    Student B: Also gets an 85% score on the normal questions, but is a foreign student from a primarily Muslim country, and has no clue what’s in the bible. He guesses and gets it wrong, so there’s no effect on his score.

    Congratulations, you’ve just given an unfair advantage to any student who has extra knowledge that has nothing to do with the subject matter. It doesn’t matter if the question was about religious material or about the mating habits of African elephants. If it allows some students to inflate their grade, and it’s unrelated to the subject the students were studying, or anything that was presented during class time, it isn’t fair to put it on a test.

  • “Congratulations, you’ve just given an unfair advantage to any student who has extra knowledge that has nothing to do with the subject matter. ”

    True, and specifically in this case, the instructors personal bigotries gave better grades to Christians.

    Does anyone think that if the instructor had asked as an extra credit question “Are you Caucasian? +5 points if YES” they would be receiving a simple “admonishment” ?

    I guess “handled smoothly” is a euphemism for “Christian bigotry is once again exempt”

  • Thilina

    Teachers are allowed to give extra credit questions, especially when they relate to a slightly more advanced form of what’s being taught. (Asking more advanced questions about the programming language rather than asking about a completely different language – for comp sci courses).

    And I’ve had many teachers ask a random completely irrelevant questions for the last question (pretty much every exam in high school and even a few in university), just because the teachers were curious about the people they were teaching or were joking around. But every one of them had the good sense to say the questions weren’t worth any marks in the context of the test.

    Also if this was a question on any other religion the fallout would have definitely been much much worse, and would have involved an entire days worth of “News” programming at FOX.

  • zoo

    If we could work things out like this all the time the world would be a whole lot more peaceful — until we found something else to fight over anyway.

    I had professors in college who put “joke questions” in their exams. I think teachers shouldn’t have to give that up and stick strictly to the curriculum. But at the same time, they need to use good judgment about it.

    Well, one way around that is joke answers. I had a few that would sprinkle answers in so ridiculous (well, ridiculous to a biology nerd, in most cases) that it would be difficult not to laugh out loud.
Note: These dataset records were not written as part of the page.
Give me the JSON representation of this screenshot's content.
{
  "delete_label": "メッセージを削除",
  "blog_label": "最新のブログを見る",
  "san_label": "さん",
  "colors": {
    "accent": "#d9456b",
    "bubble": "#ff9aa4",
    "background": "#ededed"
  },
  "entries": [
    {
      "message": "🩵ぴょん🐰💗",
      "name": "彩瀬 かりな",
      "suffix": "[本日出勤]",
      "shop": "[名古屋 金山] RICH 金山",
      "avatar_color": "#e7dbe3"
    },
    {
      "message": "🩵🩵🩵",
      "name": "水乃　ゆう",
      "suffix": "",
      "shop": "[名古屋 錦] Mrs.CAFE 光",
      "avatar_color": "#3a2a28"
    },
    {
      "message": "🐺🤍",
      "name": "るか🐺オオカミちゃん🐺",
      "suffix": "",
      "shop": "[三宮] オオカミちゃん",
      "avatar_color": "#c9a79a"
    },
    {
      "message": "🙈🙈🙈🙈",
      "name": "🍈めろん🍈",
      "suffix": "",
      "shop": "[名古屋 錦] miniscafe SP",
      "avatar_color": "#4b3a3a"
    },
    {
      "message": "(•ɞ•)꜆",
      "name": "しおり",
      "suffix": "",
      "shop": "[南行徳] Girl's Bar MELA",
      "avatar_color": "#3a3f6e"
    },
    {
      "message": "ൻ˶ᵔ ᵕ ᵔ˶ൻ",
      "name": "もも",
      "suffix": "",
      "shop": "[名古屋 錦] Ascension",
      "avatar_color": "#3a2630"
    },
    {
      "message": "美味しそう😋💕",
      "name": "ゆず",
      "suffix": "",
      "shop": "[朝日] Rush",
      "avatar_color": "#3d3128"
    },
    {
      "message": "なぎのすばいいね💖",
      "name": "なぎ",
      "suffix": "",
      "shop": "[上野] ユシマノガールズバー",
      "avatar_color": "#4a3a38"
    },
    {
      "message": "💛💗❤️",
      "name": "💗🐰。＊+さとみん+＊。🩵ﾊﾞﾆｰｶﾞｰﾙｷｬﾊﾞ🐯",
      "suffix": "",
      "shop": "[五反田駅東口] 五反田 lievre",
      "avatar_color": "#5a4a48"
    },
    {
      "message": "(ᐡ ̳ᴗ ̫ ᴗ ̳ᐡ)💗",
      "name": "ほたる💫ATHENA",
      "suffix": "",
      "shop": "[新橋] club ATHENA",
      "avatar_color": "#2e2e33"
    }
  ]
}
Actually, I think I remember some rather funny questions from comparative anatomy tests that were still on topic.

  • I’m actually very surprised that it ended as well as it did. Good for them.